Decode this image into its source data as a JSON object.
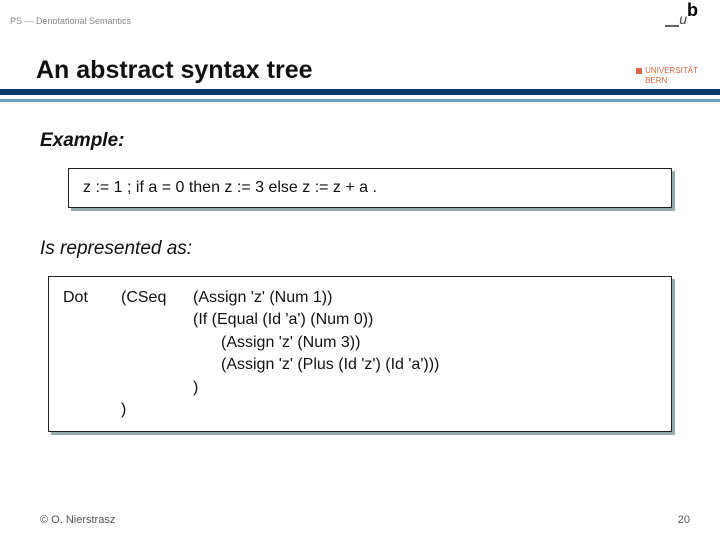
{
  "header": {
    "topic": "PS — Denotational Semantics",
    "title": "An abstract syntax tree",
    "university_line1": "UNIVERSITÄT",
    "university_line2": "BERN"
  },
  "body": {
    "example_label": "Example:",
    "example_code": "z := 1 ; if a = 0 then z := 3 else z := z + a .",
    "represented_label": "Is represented as:",
    "ast": {
      "root": "Dot",
      "seq": "(CSeq",
      "line1": "(Assign 'z' (Num 1))",
      "line2": "(If (Equal (Id 'a') (Num 0))",
      "line3": "(Assign 'z' (Num 3))",
      "line4": "(Assign 'z' (Plus (Id 'z') (Id 'a')))",
      "close_if": ")",
      "close_seq": ")"
    }
  },
  "footer": {
    "copyright": "© O. Nierstrasz",
    "page": "20"
  }
}
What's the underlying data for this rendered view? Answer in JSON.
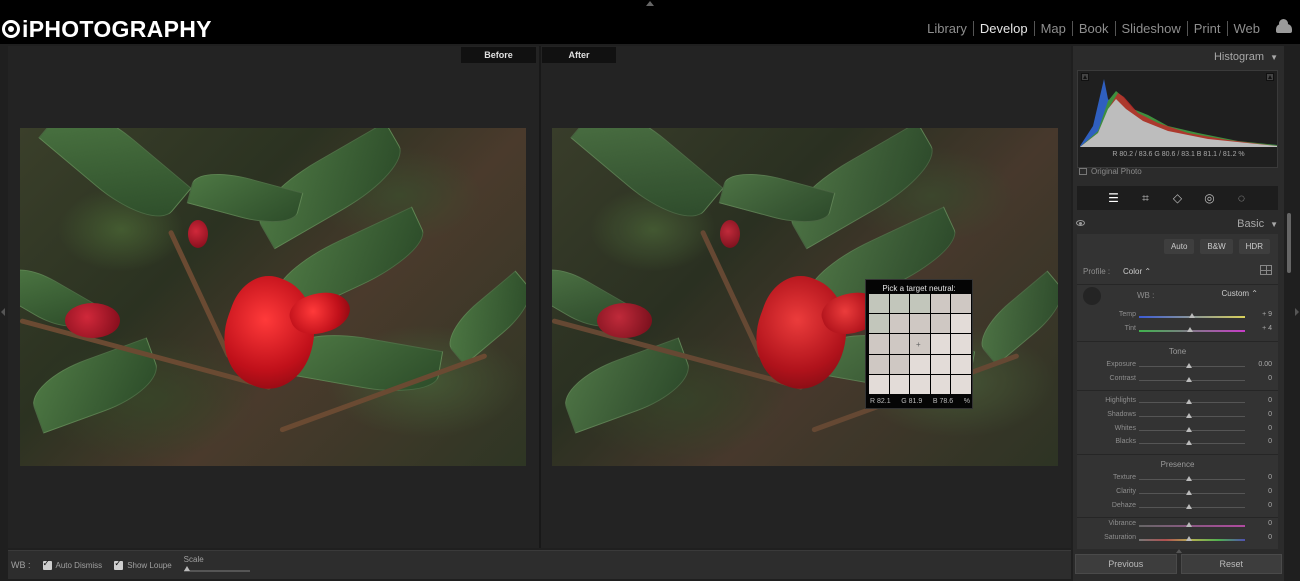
{
  "app": {
    "logo_text": "iPHOTOGRAPHY",
    "modules": [
      "Library",
      "Develop",
      "Map",
      "Book",
      "Slideshow",
      "Print",
      "Web"
    ],
    "active_module": "Develop"
  },
  "view": {
    "before_label": "Before",
    "after_label": "After"
  },
  "picker": {
    "title": "Pick a target neutral:",
    "r": "R  82.1",
    "g": "G  81.9",
    "b": "B  78.6",
    "unit": "%"
  },
  "toolbar": {
    "wb_label": "WB :",
    "auto_dismiss": "Auto Dismiss",
    "show_loupe": "Show Loupe",
    "scale": "Scale"
  },
  "histogram": {
    "title": "Histogram",
    "readout": "R  80.2 / 83.6   G  80.6 / 83.1   B  81.1 / 81.2  %",
    "original_photo": "Original Photo"
  },
  "basic": {
    "title": "Basic",
    "buttons": [
      "Auto",
      "B&W",
      "HDR"
    ],
    "profile_label": "Profile :",
    "profile_value": "Color ⌃",
    "wb_label": "WB :",
    "wb_value": "Custom ⌃",
    "tone_title": "Tone",
    "presence_title": "Presence",
    "sliders": {
      "temp": {
        "label": "Temp",
        "value": "+ 9"
      },
      "tint": {
        "label": "Tint",
        "value": "+ 4"
      },
      "exposure": {
        "label": "Exposure",
        "value": "0.00"
      },
      "contrast": {
        "label": "Contrast",
        "value": "0"
      },
      "highlights": {
        "label": "Highlights",
        "value": "0"
      },
      "shadows": {
        "label": "Shadows",
        "value": "0"
      },
      "whites": {
        "label": "Whites",
        "value": "0"
      },
      "blacks": {
        "label": "Blacks",
        "value": "0"
      },
      "texture": {
        "label": "Texture",
        "value": "0"
      },
      "clarity": {
        "label": "Clarity",
        "value": "0"
      },
      "dehaze": {
        "label": "Dehaze",
        "value": "0"
      },
      "vibrance": {
        "label": "Vibrance",
        "value": "0"
      },
      "saturation": {
        "label": "Saturation",
        "value": "0"
      }
    }
  },
  "footer": {
    "previous": "Previous",
    "reset": "Reset"
  }
}
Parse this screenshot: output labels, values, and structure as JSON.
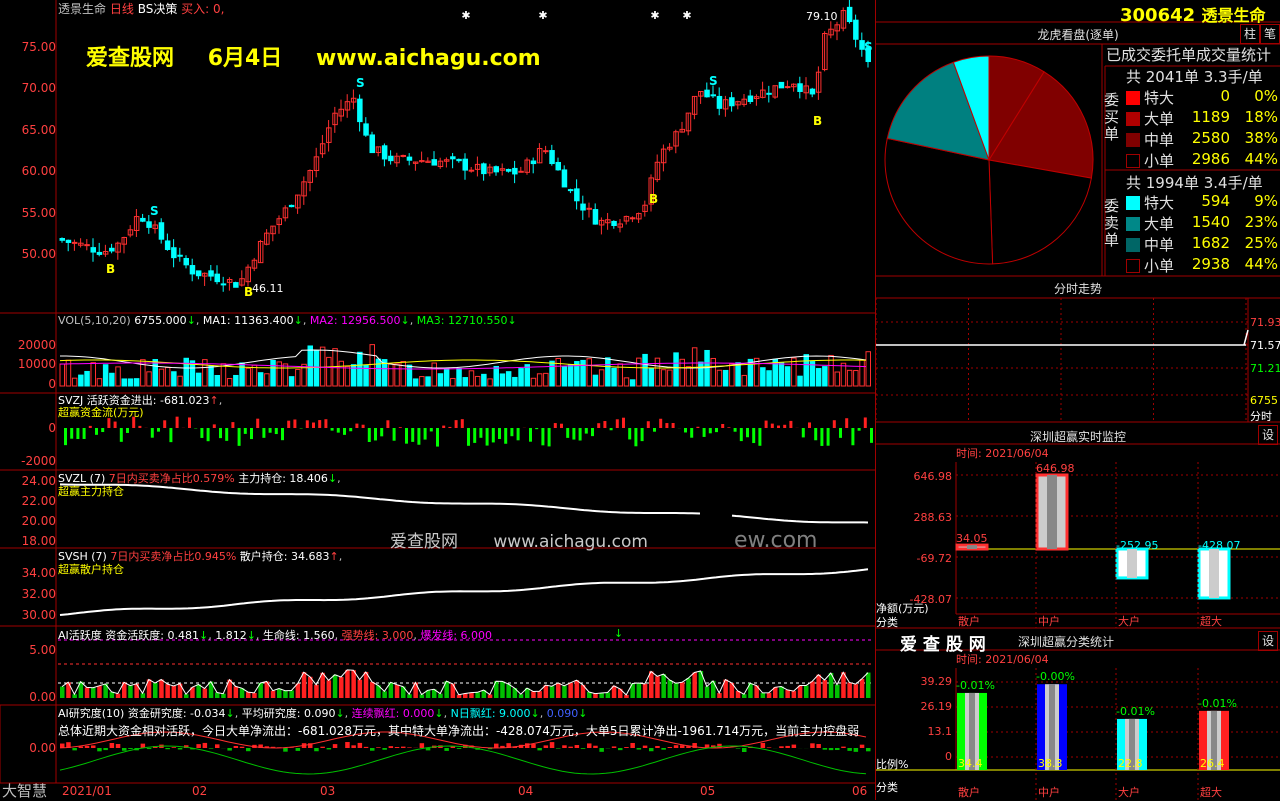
{
  "stock": {
    "code": "300642",
    "name": "透景生命"
  },
  "main": {
    "title": "透景生命",
    "period": "日线",
    "indicator": "BS决策",
    "buy_text": "买入: 0,",
    "y_ticks": [
      "75.00",
      "70.00",
      "65.00",
      "60.00",
      "55.00",
      "50.00"
    ],
    "high_label": "79.10",
    "low_label": "46.11",
    "buy_marker": "B",
    "sell_marker": "S",
    "watermark": {
      "site": "爱查股网",
      "date": "6月4日",
      "url": "www.aichagu.com"
    }
  },
  "vol": {
    "header": [
      "VOL(5,10,20)",
      "6755.000",
      "MA1: 11363.400",
      "MA2: 12956.500",
      "MA3: 12710.550"
    ],
    "y_ticks": [
      "20000",
      "10000",
      "0"
    ]
  },
  "svzj": {
    "header": [
      "SVZJ",
      "活跃资金进出: -681.023",
      "超赢资金流(万元)"
    ],
    "y_ticks": [
      "0",
      "-2000"
    ]
  },
  "svzl": {
    "header": [
      "SVZL (7)",
      "7日内买卖净占比0.579%",
      "主力持仓: 18.406",
      "超赢主力持仓"
    ],
    "y_ticks": [
      "24.00",
      "22.00",
      "20.00",
      "18.00"
    ]
  },
  "svsh": {
    "header": [
      "SVSH (7)",
      "7日内买卖净占比0.945%",
      "散户持仓: 34.683",
      "超赢散户持仓"
    ],
    "y_ticks": [
      "34.00",
      "32.00",
      "30.00"
    ]
  },
  "mid_watermark": {
    "site": "爱查股网",
    "url": "www.aichagu.com",
    "ghost": "ew.com"
  },
  "ai_active": {
    "header": [
      "AI活跃度",
      "资金活跃度: 0.481",
      "1.812",
      "生命线: 1.560",
      "强势线: 3.000",
      "爆发线: 6.000"
    ],
    "y_ticks": [
      "5.00",
      "0.00"
    ]
  },
  "ai_research": {
    "header": [
      "AI研究度(10)",
      "资金研究度: -0.034",
      "平均研究度: 0.090",
      "连续飘红: 0.000",
      "N日飘红: 9.000",
      "0.090"
    ],
    "summary": "总体近期大资金相对活跃，今日大单净流出：-681.028万元，其中特大单净流出：-428.074万元，大单5日累计净出-1961.714万元，当前主力控盘弱",
    "y_ticks": [
      "0.00"
    ]
  },
  "brand": "大智慧",
  "x_axis": [
    "2021/01",
    "02",
    "03",
    "04",
    "05",
    "06"
  ],
  "right_tabs": [
    "柱",
    "笔"
  ],
  "lhb": {
    "title": "龙虎看盘(逐单)",
    "subtitle": "已成交委托单成交量统计",
    "buy_label": "委买单",
    "sell_label": "委卖单",
    "buy_total": "共 2041单 3.3手/单",
    "sell_total": "共 1994单 3.4手/单",
    "buy_rows": [
      {
        "name": "特大",
        "count": "0",
        "pct": "0%",
        "color": "#ff0000"
      },
      {
        "name": "大单",
        "count": "1189",
        "pct": "18%",
        "color": "#b00000"
      },
      {
        "name": "中单",
        "count": "2580",
        "pct": "38%",
        "color": "#800000"
      },
      {
        "name": "小单",
        "count": "2986",
        "pct": "44%",
        "color": "#000000"
      }
    ],
    "sell_rows": [
      {
        "name": "特大",
        "count": "594",
        "pct": "9%",
        "color": "#00ffff"
      },
      {
        "name": "大单",
        "count": "1540",
        "pct": "23%",
        "color": "#008888"
      },
      {
        "name": "中单",
        "count": "1682",
        "pct": "25%",
        "color": "#006666"
      },
      {
        "name": "小单",
        "count": "2938",
        "pct": "44%",
        "color": "#000000"
      }
    ]
  },
  "intraday": {
    "title": "分时走势",
    "prices": [
      "71.93",
      "71.57",
      "71.21"
    ],
    "vol": "6755",
    "vol_label": "分时"
  },
  "monitor": {
    "title": "深圳超赢实时监控",
    "settings": "设",
    "time_label": "时间: 2021/06/04",
    "y_ticks": [
      "646.98",
      "288.63",
      "-69.72",
      "-428.07"
    ],
    "unit": "净额(万元)",
    "class_label": "分类",
    "bars": [
      {
        "name": "散户",
        "value": "34.05"
      },
      {
        "name": "中户",
        "value": "646.98"
      },
      {
        "name": "大户",
        "value": "-252.95"
      },
      {
        "name": "超大",
        "value": "-428.07"
      }
    ]
  },
  "classify": {
    "brand": "爱 查 股 网",
    "title": "深圳超赢分类统计",
    "settings": "设",
    "time_label": "时间: 2021/06/04",
    "y_ticks": [
      "39.29",
      "26.19",
      "13.1",
      "0"
    ],
    "ratio_label": "比例%",
    "class_label": "分类",
    "bars": [
      {
        "name": "散户",
        "value": "34.4",
        "delta": "-0.01%"
      },
      {
        "name": "中户",
        "value": "38.3",
        "delta": "-0.00%"
      },
      {
        "name": "大户",
        "value": "22.8",
        "delta": "-0.01%"
      },
      {
        "name": "超大",
        "value": "26.4",
        "delta": "-0.01%"
      }
    ]
  }
}
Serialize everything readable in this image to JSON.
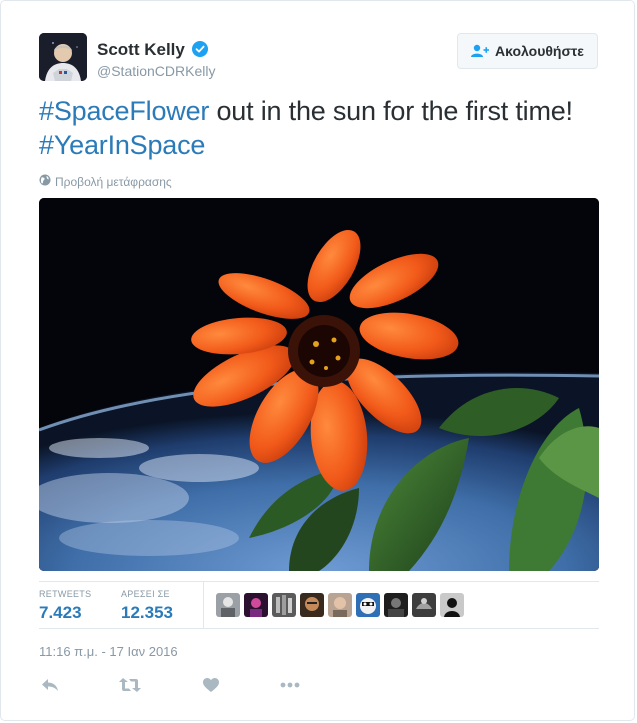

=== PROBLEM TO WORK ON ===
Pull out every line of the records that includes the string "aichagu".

=== OUTPUT OF THE TASK ===
      "url": "www.aichagu.com"
    "url": "www.aichagu.com",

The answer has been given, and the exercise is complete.